▶ _Source material_:
-- -- --
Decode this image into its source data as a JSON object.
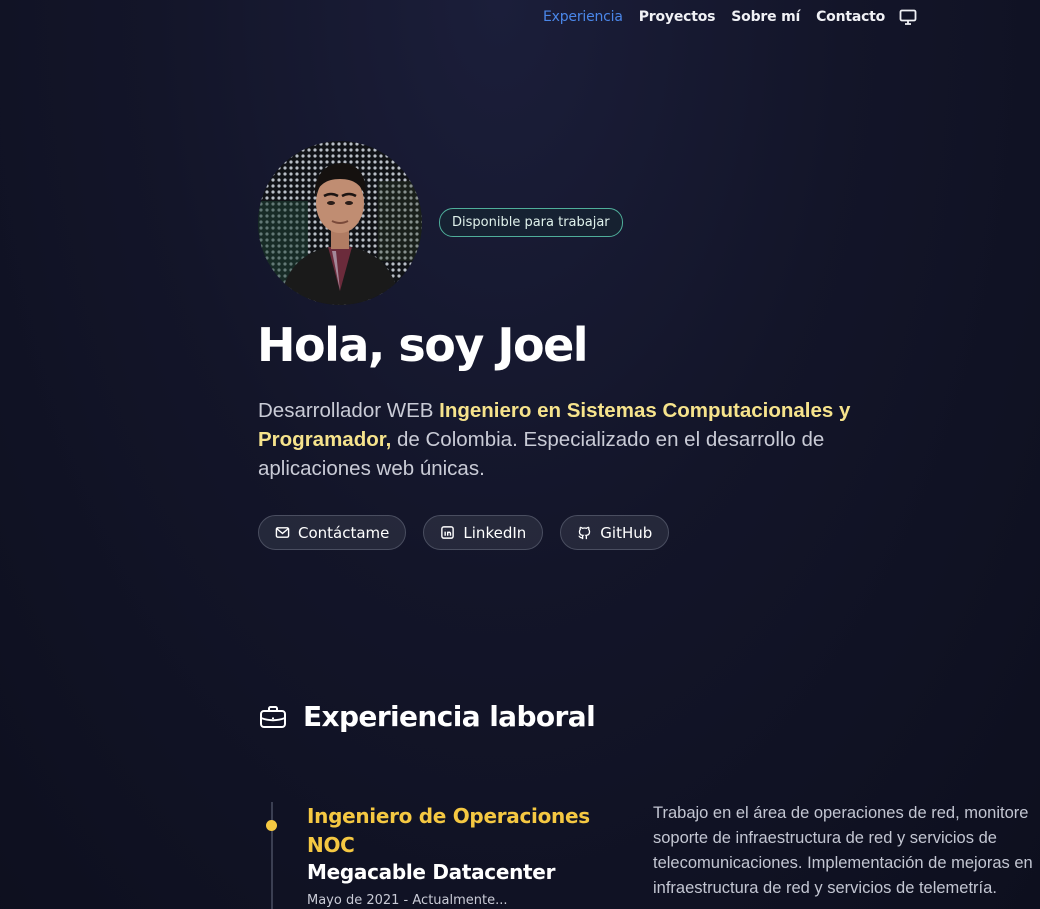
{
  "nav": {
    "items": [
      "Experiencia",
      "Proyectos",
      "Sobre mí",
      "Contacto"
    ],
    "active": "Experiencia",
    "theme_icon": "monitor-icon"
  },
  "hero": {
    "badge": "Disponible para trabajar",
    "title": "Hola, soy Joel",
    "desc_prefix": "Desarrollador WEB ",
    "desc_highlight": "Ingeniero en Sistemas Computacionales y Programador,",
    "desc_suffix": " de Colombia. Especializado en el desarrollo de aplicaciones web únicas.",
    "buttons": [
      {
        "label": "Contáctame",
        "icon": "mail-icon"
      },
      {
        "label": "LinkedIn",
        "icon": "linkedin-icon"
      },
      {
        "label": "GitHub",
        "icon": "github-icon"
      }
    ]
  },
  "experience": {
    "title": "Experiencia laboral",
    "icon": "briefcase-icon",
    "jobs": [
      {
        "role": "Ingeniero de Operaciones NOC",
        "company": "Megacable Datacenter",
        "date": "Mayo de 2021 - Actualmente...",
        "desc_lines": [
          "Trabajo en el área de operaciones de red, monitore",
          "soporte de infraestructura de red y servicios de",
          "telecomunicaciones. Implementación de mejoras en",
          "infraestructura de red y servicios de telemetría."
        ]
      }
    ]
  },
  "colors": {
    "accent_blue": "#4a86e8",
    "highlight_yellow": "#f6e38c",
    "timeline_yellow": "#f5c842",
    "badge_border": "#4fae9a"
  }
}
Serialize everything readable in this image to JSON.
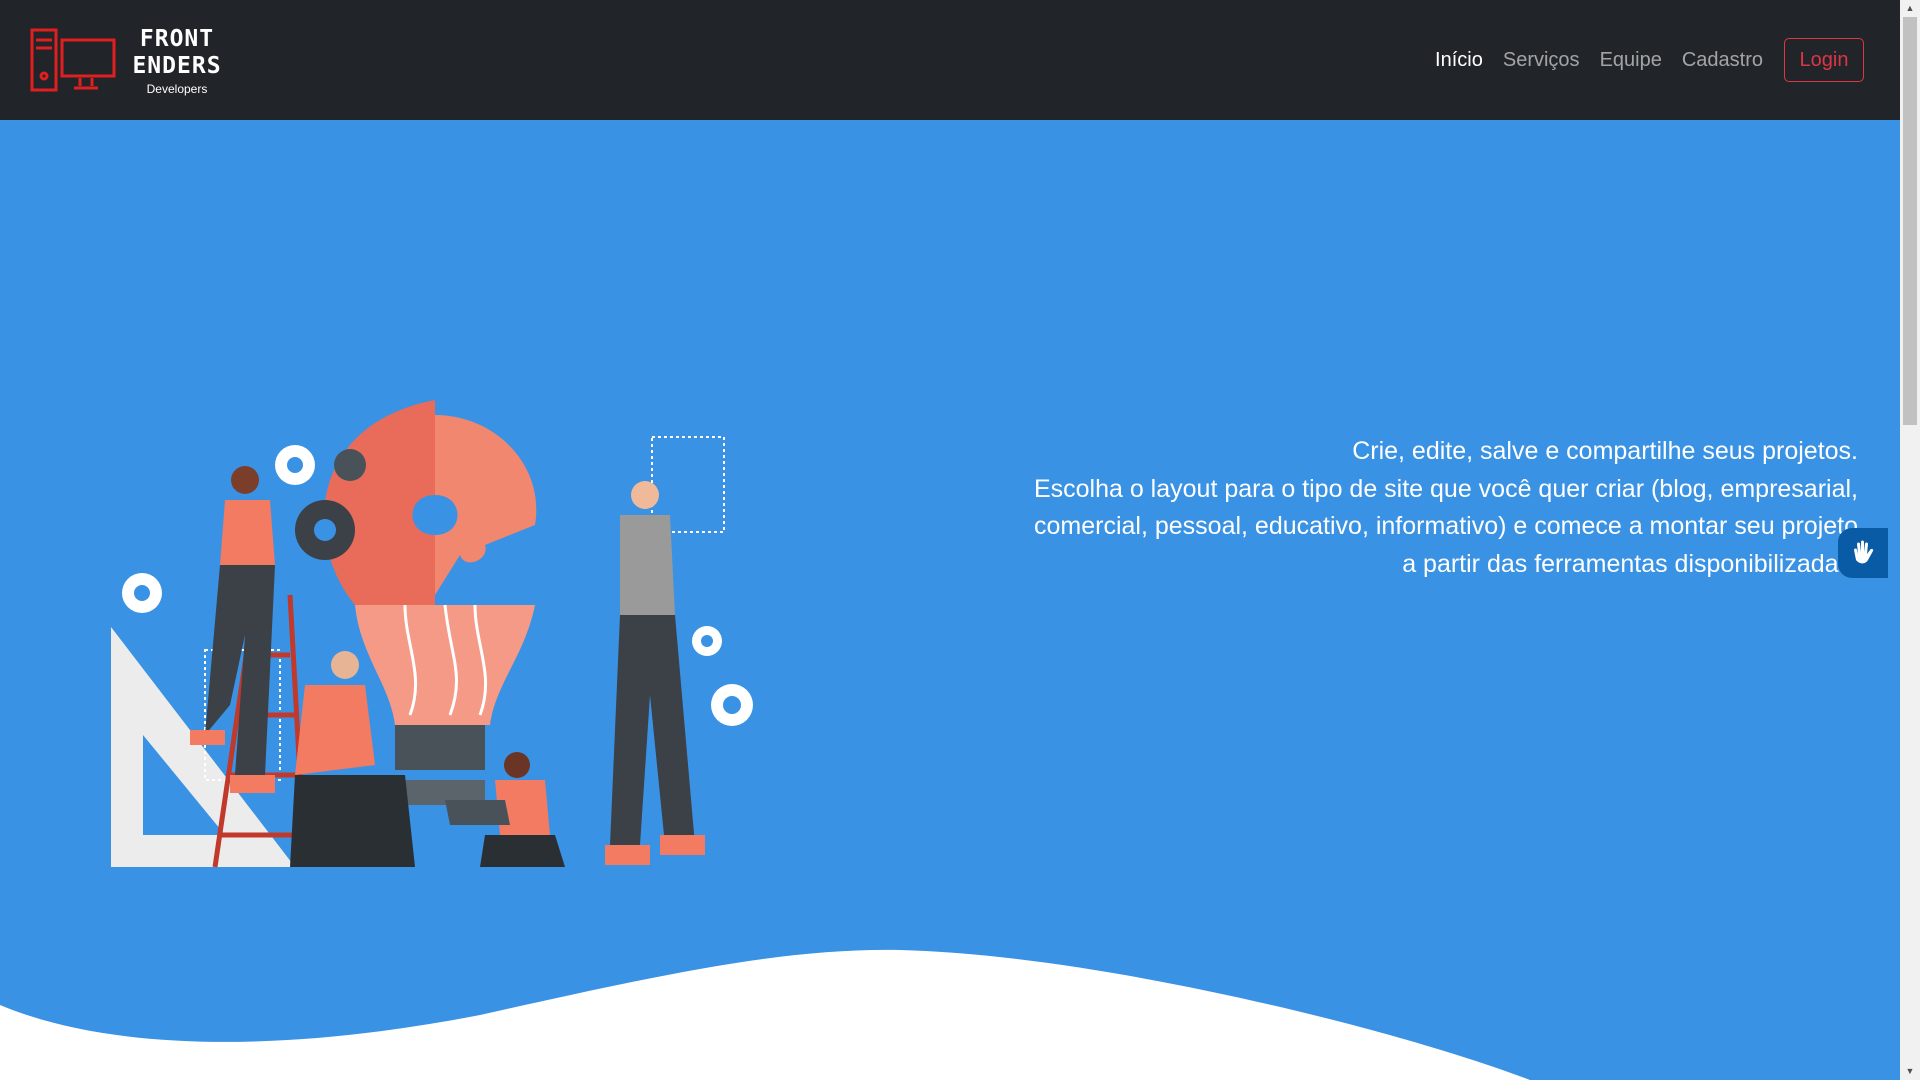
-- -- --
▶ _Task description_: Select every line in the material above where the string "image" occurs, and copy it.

▶ _Result_:
Decode this image into its source data as a JSON object.
Serialize everything readable in this image to JSON.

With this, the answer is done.